Clinical: the HAP2 European project aims at comparing rHu-IL-12 and IFN-versus placebo regarding PROM changes and RS after ICU discharge in two clinical trials for prevention and treatment of hospital-acquired pneumonia (HAP). The validated ROSALI method will be used to analyze and compare changes in HRQoL, anxiety and depression according to treatment arms also inlcuding other covariates of interest (gender, country….).
You will join a multidisciplinary, creative and inspiring environment full of expertise and curiosity within the INSERM SPHERE "methodS in Patient-centered outcomes & HEalth ResEarch" research unit (http://www.sphere-nantes.fr/) at the University of Nantes.

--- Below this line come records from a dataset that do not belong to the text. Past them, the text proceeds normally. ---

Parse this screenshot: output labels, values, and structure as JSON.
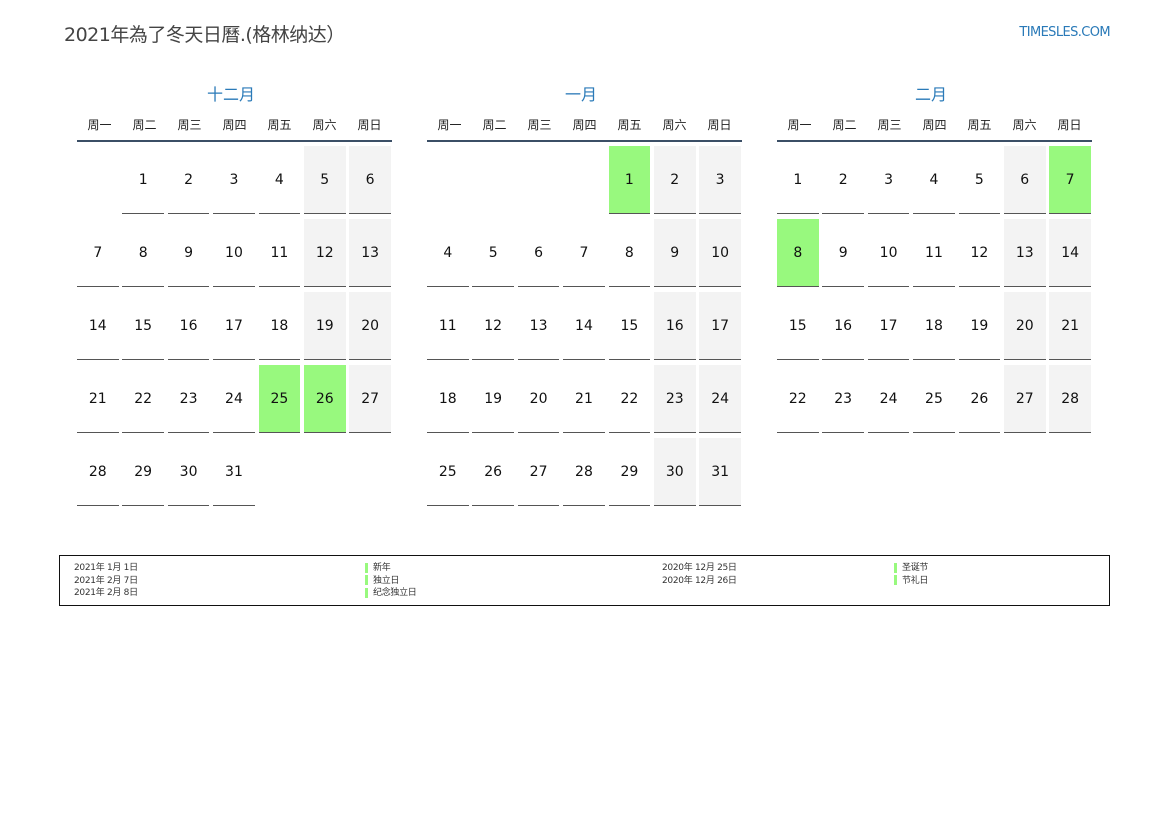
{
  "header": {
    "title": "2021年為了冬天日曆.(格林纳达）",
    "site": "TIMESLES.COM"
  },
  "colors": {
    "accent": "#2a7ab8",
    "holiday": "#98f97e",
    "weekend": "#f3f3f3"
  },
  "weekdays": [
    "周一",
    "周二",
    "周三",
    "周四",
    "周五",
    "周六",
    "周日"
  ],
  "months": [
    {
      "name": "十二月",
      "offset": 1,
      "days": 31,
      "holidays": [
        25,
        26
      ]
    },
    {
      "name": "一月",
      "offset": 4,
      "days": 31,
      "holidays": [
        1
      ]
    },
    {
      "name": "二月",
      "offset": 0,
      "days": 28,
      "holidays": [
        7,
        8
      ]
    }
  ],
  "legend": {
    "left": [
      {
        "date": "2021年 1月 1日",
        "name": "新年"
      },
      {
        "date": "2021年 2月 7日",
        "name": "独立日"
      },
      {
        "date": "2021年 2月 8日",
        "name": "纪念独立日"
      }
    ],
    "right": [
      {
        "date": "2020年 12月 25日",
        "name": "圣诞节"
      },
      {
        "date": "2020年 12月 26日",
        "name": "节礼日"
      }
    ]
  }
}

The SPHERE unit aims to promote patient-centered methodological research and to reinforce the contribution of PROM data (health-related quality of life, fatigue, well-being…) in decision-making and assessment of healthcare. It consists of about 60 members including faculty, researchers, doctoral students, postdoctoral and visiting fellows. In the year 2019 alone, its research activities yielded over 80 publications in scientific journals in various areas, spanning from Biostatistics to Clinical Epidemiology, Medicine covering many specialties and topics (Innovative designs and methods in: Dermatology, Psychiatry, General Practice, Nephrology…).
Funding of the project: European Commission, H2020, 4-year full-time position (Engineer) from first quarter of 2020, possibility of doing a PhD.
The candidate will be welcomed at the unit's premises in Nantes, France.
Tasks (Under the responsibility of the principal investigator and a Research Engineer of the unit)
• Development and programming of the ROSALI algorithm to integrate several covariates
• Validation of the ROSALI algorithm:
• Design and programming of simulation studies
• Analysis and organization of the results for their interpretation
• Writing of the associated scientific publication(s)
• Application of the ROSALI algorithm to analyze the two clinical trials for prevention and treatment of HAP.
• Writing of the associated scientific publication(s)
• Master’s degree in Biostatistics
• Experience in longitudinal modeling using mixed effects models is mandatory; experience in longitudinal Structural Equation Modeling, Rasch or IRT models will be appreciated
• Knowledge of statistical software and computer programming skills are expected
• An experience in PROM analysis, Stata software and/or simulation studies will be appreciated
• Experience from research in epidemiology, medicine, or other substantive disciplines is valuable
• Highly organized, and able to work both as part of a team but also under their own initiative
• Willing to share knowledge and expertise with the other members of our research group
• Excellent teamwork and communication skills, both verbal and written
• Fluent in English (written, reading, verbal), French (not mandatory)
Applications must contain the following documents in English or French
• A CV with a complete list of internships completed, publications and conference presentations, if any
• A motivation letter
Please send your CV and a cover letter to: Véronique Sébille, email@example.com|
|En savoir plus :||http://sphere-nantes.fr/|
Research position in Biostatistics_Eng_PhD.pdf